**Your task:**
Would you please return every line from the listing that contains the word "parameters"?

**Source material:**
>>>
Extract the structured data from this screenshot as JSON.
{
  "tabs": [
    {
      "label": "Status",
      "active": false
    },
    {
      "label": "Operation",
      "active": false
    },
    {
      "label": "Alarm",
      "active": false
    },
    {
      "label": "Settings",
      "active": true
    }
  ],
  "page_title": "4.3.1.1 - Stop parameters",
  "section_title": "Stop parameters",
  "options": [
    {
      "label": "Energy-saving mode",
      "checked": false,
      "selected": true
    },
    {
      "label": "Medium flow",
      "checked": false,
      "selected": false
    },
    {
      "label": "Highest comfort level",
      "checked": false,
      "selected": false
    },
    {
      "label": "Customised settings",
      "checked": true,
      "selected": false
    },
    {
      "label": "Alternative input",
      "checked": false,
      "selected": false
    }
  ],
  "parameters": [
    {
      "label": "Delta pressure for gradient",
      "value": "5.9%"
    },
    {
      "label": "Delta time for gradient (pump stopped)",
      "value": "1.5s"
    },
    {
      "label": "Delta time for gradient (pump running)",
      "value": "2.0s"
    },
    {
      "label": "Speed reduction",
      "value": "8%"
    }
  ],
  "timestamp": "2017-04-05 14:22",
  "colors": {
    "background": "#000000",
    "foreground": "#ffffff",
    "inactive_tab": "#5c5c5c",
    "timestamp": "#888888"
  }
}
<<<
**Response to the exercise:**
  "page_title": "4.3.1.1 - Stop parameters",
  "section_title": "Stop parameters",
  "parameters": [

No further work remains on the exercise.